What you are asked to do:
In the records that follow, find each line with "this" and pull it out.

Record extracts below:

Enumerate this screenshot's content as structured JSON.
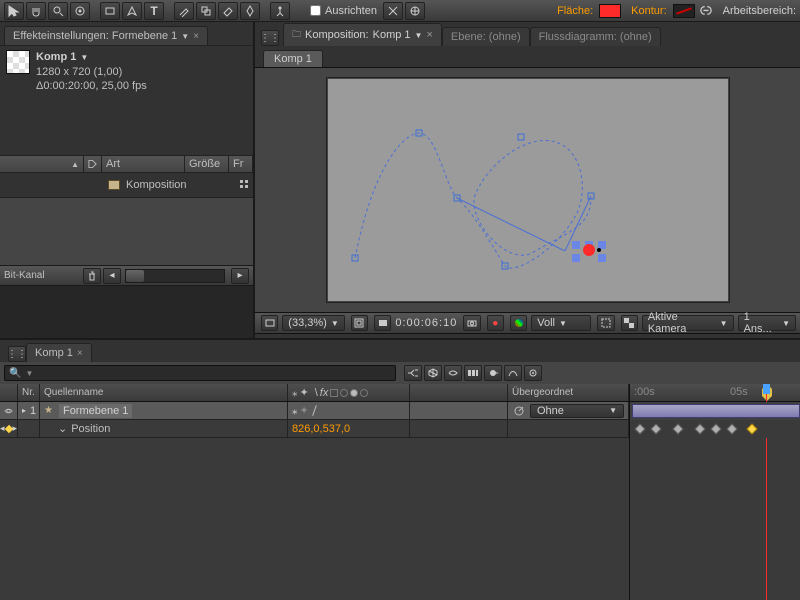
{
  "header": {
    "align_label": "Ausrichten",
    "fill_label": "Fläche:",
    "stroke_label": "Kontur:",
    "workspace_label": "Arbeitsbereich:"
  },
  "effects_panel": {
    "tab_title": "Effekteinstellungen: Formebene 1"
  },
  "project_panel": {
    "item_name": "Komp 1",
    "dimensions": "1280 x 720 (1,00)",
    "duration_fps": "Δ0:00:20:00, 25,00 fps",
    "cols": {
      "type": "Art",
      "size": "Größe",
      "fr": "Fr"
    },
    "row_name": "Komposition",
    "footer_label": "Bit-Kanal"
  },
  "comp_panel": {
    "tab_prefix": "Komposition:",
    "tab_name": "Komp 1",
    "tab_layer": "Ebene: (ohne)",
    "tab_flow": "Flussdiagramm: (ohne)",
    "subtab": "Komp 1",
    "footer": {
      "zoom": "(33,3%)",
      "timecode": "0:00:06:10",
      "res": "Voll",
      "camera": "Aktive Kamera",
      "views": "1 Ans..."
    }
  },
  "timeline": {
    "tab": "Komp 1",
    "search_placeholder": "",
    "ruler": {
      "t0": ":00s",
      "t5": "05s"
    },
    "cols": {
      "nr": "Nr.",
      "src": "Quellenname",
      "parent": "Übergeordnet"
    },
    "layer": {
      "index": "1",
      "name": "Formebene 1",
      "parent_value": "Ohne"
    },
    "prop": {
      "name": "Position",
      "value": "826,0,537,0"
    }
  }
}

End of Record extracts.
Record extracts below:

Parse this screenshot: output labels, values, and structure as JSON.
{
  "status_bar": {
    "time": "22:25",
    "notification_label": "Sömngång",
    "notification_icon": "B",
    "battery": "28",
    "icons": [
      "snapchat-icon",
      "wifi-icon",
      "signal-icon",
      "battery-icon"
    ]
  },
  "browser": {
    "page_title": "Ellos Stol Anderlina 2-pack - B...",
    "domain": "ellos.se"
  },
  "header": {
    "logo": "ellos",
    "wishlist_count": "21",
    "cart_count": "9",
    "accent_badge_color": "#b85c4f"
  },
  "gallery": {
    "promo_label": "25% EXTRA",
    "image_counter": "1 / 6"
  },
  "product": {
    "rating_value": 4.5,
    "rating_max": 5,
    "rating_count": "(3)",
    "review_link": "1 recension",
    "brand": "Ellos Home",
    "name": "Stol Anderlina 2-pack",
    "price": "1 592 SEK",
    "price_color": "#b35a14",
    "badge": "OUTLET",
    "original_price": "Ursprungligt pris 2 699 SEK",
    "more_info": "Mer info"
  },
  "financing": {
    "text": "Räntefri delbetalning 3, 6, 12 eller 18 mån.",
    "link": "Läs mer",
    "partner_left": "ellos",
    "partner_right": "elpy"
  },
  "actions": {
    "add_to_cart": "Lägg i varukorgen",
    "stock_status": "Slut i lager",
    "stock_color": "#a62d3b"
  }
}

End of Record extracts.

Response:
Enumerate this screenshot's content as structured JSON.
Parse this screenshot: output labels, values, and structure as JSON.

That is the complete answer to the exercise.